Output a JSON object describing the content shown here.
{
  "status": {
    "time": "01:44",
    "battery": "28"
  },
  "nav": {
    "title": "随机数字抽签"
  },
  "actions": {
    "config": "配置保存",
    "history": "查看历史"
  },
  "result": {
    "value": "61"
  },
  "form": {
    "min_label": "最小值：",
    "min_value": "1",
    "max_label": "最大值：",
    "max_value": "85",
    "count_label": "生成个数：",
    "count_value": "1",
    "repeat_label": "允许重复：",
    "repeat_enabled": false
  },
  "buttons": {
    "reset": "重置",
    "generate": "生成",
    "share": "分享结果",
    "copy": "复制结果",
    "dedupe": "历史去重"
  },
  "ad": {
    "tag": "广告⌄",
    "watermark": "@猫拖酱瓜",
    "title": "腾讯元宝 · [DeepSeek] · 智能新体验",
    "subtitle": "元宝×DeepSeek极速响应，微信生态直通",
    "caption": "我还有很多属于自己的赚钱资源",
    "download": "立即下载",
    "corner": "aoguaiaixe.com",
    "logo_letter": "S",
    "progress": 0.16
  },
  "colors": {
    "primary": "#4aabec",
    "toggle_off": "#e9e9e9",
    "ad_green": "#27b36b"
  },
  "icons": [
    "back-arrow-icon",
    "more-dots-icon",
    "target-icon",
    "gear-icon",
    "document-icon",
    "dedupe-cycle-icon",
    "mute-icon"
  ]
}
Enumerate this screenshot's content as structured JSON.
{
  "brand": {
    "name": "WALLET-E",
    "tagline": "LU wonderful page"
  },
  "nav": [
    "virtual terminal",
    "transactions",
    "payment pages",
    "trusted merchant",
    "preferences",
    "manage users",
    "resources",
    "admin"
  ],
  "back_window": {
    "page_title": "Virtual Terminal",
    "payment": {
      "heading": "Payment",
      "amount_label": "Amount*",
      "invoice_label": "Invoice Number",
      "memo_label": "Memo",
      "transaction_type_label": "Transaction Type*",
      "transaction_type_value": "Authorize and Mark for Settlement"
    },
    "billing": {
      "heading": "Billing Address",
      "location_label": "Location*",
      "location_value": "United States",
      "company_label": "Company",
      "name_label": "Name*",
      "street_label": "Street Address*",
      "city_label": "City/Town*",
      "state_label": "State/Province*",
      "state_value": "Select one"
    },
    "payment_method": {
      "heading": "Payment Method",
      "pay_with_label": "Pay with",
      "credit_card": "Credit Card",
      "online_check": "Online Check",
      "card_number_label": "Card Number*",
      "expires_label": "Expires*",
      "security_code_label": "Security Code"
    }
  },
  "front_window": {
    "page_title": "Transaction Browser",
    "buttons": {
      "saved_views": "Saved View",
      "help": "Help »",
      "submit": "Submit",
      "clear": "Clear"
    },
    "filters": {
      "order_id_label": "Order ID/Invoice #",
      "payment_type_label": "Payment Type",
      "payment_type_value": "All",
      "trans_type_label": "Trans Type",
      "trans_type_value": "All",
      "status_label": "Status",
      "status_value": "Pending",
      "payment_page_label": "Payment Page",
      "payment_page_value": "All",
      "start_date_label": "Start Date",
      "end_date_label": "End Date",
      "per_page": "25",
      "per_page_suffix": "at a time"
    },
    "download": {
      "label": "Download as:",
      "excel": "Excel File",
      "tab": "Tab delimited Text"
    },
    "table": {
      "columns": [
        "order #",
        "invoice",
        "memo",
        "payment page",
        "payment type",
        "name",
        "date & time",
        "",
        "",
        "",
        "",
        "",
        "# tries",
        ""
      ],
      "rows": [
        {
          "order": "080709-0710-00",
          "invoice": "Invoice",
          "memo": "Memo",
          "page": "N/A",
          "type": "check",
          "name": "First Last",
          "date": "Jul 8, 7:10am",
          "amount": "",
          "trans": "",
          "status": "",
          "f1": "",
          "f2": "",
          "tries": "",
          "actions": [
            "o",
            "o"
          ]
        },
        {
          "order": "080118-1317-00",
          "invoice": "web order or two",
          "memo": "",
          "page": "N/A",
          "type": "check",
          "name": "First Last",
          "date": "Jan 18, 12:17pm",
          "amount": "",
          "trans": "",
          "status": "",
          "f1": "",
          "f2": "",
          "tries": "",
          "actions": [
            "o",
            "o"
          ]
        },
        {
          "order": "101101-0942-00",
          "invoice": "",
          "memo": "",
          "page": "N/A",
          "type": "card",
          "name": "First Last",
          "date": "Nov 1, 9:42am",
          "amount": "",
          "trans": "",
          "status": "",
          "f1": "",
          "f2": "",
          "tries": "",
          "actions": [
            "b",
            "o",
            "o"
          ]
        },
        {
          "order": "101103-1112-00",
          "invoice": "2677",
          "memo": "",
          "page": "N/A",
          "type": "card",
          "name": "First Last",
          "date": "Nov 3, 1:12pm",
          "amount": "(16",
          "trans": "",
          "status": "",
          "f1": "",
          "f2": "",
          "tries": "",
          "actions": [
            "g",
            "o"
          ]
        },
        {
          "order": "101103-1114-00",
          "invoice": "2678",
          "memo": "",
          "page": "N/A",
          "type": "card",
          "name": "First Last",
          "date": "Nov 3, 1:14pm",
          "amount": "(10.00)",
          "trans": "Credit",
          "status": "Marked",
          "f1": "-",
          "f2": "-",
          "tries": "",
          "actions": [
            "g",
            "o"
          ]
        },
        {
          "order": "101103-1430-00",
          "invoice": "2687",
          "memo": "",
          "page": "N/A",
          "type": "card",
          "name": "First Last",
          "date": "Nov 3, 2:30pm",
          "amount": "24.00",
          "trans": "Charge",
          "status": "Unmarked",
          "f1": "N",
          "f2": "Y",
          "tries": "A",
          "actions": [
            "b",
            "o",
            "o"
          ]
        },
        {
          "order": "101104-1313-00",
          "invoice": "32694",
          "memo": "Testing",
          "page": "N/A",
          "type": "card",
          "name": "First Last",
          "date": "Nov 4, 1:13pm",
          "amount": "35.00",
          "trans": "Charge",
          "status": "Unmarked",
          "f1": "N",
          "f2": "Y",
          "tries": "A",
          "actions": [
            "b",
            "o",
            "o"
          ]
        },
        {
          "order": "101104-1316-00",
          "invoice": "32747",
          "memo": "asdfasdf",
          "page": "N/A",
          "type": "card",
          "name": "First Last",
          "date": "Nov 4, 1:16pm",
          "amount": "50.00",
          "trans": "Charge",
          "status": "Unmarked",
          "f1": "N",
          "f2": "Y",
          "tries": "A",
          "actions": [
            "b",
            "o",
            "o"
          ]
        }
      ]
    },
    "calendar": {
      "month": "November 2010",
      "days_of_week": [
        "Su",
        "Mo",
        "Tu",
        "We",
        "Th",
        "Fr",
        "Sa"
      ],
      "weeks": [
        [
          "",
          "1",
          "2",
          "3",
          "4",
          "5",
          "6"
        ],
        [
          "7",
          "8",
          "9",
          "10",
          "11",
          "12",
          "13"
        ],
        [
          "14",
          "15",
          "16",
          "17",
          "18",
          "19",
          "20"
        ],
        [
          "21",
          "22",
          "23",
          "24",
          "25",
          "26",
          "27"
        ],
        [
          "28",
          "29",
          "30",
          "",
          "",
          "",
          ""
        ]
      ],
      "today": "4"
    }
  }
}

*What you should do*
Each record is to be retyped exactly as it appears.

*Answer box*
Output a JSON object describing the content shown here.
{
  "status": {
    "time": "01:44",
    "battery": "28"
  },
  "nav": {
    "title": "随机数字抽签"
  },
  "actions": {
    "config": "配置保存",
    "history": "查看历史"
  },
  "result": {
    "value": "61"
  },
  "form": {
    "min_label": "最小值：",
    "min_value": "1",
    "max_label": "最大值：",
    "max_value": "85",
    "count_label": "生成个数：",
    "count_value": "1",
    "repeat_label": "允许重复：",
    "repeat_enabled": false
  },
  "buttons": {
    "reset": "重置",
    "generate": "生成",
    "share": "分享结果",
    "copy": "复制结果",
    "dedupe": "历史去重"
  },
  "ad": {
    "tag": "广告⌄",
    "watermark": "@猫拖酱瓜",
    "title": "腾讯元宝 · [DeepSeek] · 智能新体验",
    "subtitle": "元宝×DeepSeek极速响应，微信生态直通",
    "caption": "我还有很多属于自己的赚钱资源",
    "download": "立即下载",
    "corner": "aoguaiaixe.com",
    "logo_letter": "S",
    "progress": 0.16
  },
  "colors": {
    "primary": "#4aabec",
    "toggle_off": "#e9e9e9",
    "ad_green": "#27b36b"
  },
  "icons": [
    "back-arrow-icon",
    "more-dots-icon",
    "target-icon",
    "gear-icon",
    "document-icon",
    "dedupe-cycle-icon",
    "mute-icon"
  ]
}
Enumerate this screenshot's content as structured JSON.
{
  "brand": {
    "name": "WALLET-E",
    "tagline": "LU wonderful page"
  },
  "nav": [
    "virtual terminal",
    "transactions",
    "payment pages",
    "trusted merchant",
    "preferences",
    "manage users",
    "resources",
    "admin"
  ],
  "back_window": {
    "page_title": "Virtual Terminal",
    "payment": {
      "heading": "Payment",
      "amount_label": "Amount*",
      "invoice_label": "Invoice Number",
      "memo_label": "Memo",
      "transaction_type_label": "Transaction Type*",
      "transaction_type_value": "Authorize and Mark for Settlement"
    },
    "billing": {
      "heading": "Billing Address",
      "location_label": "Location*",
      "location_value": "United States",
      "company_label": "Company",
      "name_label": "Name*",
      "street_label": "Street Address*",
      "city_label": "City/Town*",
      "state_label": "State/Province*",
      "state_value": "Select one"
    },
    "payment_method": {
      "heading": "Payment Method",
      "pay_with_label": "Pay with",
      "credit_card": "Credit Card",
      "online_check": "Online Check",
      "card_number_label": "Card Number*",
      "expires_label": "Expires*",
      "security_code_label": "Security Code"
    }
  },
  "front_window": {
    "page_title": "Transaction Browser",
    "buttons": {
      "saved_views": "Saved View",
      "help": "Help »",
      "submit": "Submit",
      "clear": "Clear"
    },
    "filters": {
      "order_id_label": "Order ID/Invoice #",
      "payment_type_label": "Payment Type",
      "payment_type_value": "All",
      "trans_type_label": "Trans Type",
      "trans_type_value": "All",
      "status_label": "Status",
      "status_value": "Pending",
      "payment_page_label": "Payment Page",
      "payment_page_value": "All",
      "start_date_label": "Start Date",
      "end_date_label": "End Date",
      "per_page": "25",
      "per_page_suffix": "at a time"
    },
    "download": {
      "label": "Download as:",
      "excel": "Excel File",
      "tab": "Tab delimited Text"
    },
    "table": {
      "columns": [
        "order #",
        "invoice",
        "memo",
        "payment page",
        "payment type",
        "name",
        "date & time",
        "",
        "",
        "",
        "",
        "",
        "# tries",
        ""
      ],
      "rows": [
        {
          "order": "080709-0710-00",
          "invoice": "Invoice",
          "memo": "Memo",
          "page": "N/A",
          "type": "check",
          "name": "First Last",
          "date": "Jul 8, 7:10am",
          "amount": "",
          "trans": "",
          "status": "",
          "f1": "",
          "f2": "",
          "tries": "",
          "actions": [
            "o",
            "o"
          ]
        },
        {
          "order": "080118-1317-00",
          "invoice": "web order or two",
          "memo": "",
          "page": "N/A",
          "type": "check",
          "name": "First Last",
          "date": "Jan 18, 12:17pm",
          "amount": "",
          "trans": "",
          "status": "",
          "f1": "",
          "f2": "",
          "tries": "",
          "actions": [
            "o",
            "o"
          ]
        },
        {
          "order": "101101-0942-00",
          "invoice": "",
          "memo": "",
          "page": "N/A",
          "type": "card",
          "name": "First Last",
          "date": "Nov 1, 9:42am",
          "amount": "",
          "trans": "",
          "status": "",
          "f1": "",
          "f2": "",
          "tries": "",
          "actions": [
            "b",
            "o",
            "o"
          ]
        },
        {
          "order": "101103-1112-00",
          "invoice": "2677",
          "memo": "",
          "page": "N/A",
          "type": "card",
          "name": "First Last",
          "date": "Nov 3, 1:12pm",
          "amount": "(16",
          "trans": "",
          "status": "",
          "f1": "",
          "f2": "",
          "tries": "",
          "actions": [
            "g",
            "o"
          ]
        },
        {
          "order": "101103-1114-00",
          "invoice": "2678",
          "memo": "",
          "page": "N/A",
          "type": "card",
          "name": "First Last",
          "date": "Nov 3, 1:14pm",
          "amount": "(10.00)",
          "trans": "Credit",
          "status": "Marked",
          "f1": "-",
          "f2": "-",
          "tries": "",
          "actions": [
            "g",
            "o"
          ]
        },
        {
          "order": "101103-1430-00",
          "invoice": "2687",
          "memo": "",
          "page": "N/A",
          "type": "card",
          "name": "First Last",
          "date": "Nov 3, 2:30pm",
          "amount": "24.00",
          "trans": "Charge",
          "status": "Unmarked",
          "f1": "N",
          "f2": "Y",
          "tries": "A",
          "actions": [
            "b",
            "o",
            "o"
          ]
        },
        {
          "order": "101104-1313-00",
          "invoice": "32694",
          "memo": "Testing",
          "page": "N/A",
          "type": "card",
          "name": "First Last",
          "date": "Nov 4, 1:13pm",
          "amount": "35.00",
          "trans": "Charge",
          "status": "Unmarked",
          "f1": "N",
          "f2": "Y",
          "tries": "A",
          "actions": [
            "b",
            "o",
            "o"
          ]
        },
        {
          "order": "101104-1316-00",
          "invoice": "32747",
          "memo": "asdfasdf",
          "page": "N/A",
          "type": "card",
          "name": "First Last",
          "date": "Nov 4, 1:16pm",
          "amount": "50.00",
          "trans": "Charge",
          "status": "Unmarked",
          "f1": "N",
          "f2": "Y",
          "tries": "A",
          "actions": [
            "b",
            "o",
            "o"
          ]
        }
      ]
    },
    "calendar": {
      "month": "November 2010",
      "days_of_week": [
        "Su",
        "Mo",
        "Tu",
        "We",
        "Th",
        "Fr",
        "Sa"
      ],
      "weeks": [
        [
          "",
          "1",
          "2",
          "3",
          "4",
          "5",
          "6"
        ],
        [
          "7",
          "8",
          "9",
          "10",
          "11",
          "12",
          "13"
        ],
        [
          "14",
          "15",
          "16",
          "17",
          "18",
          "19",
          "20"
        ],
        [
          "21",
          "22",
          "23",
          "24",
          "25",
          "26",
          "27"
        ],
        [
          "28",
          "29",
          "30",
          "",
          "",
          "",
          ""
        ]
      ],
      "today": "4"
    }
  }
}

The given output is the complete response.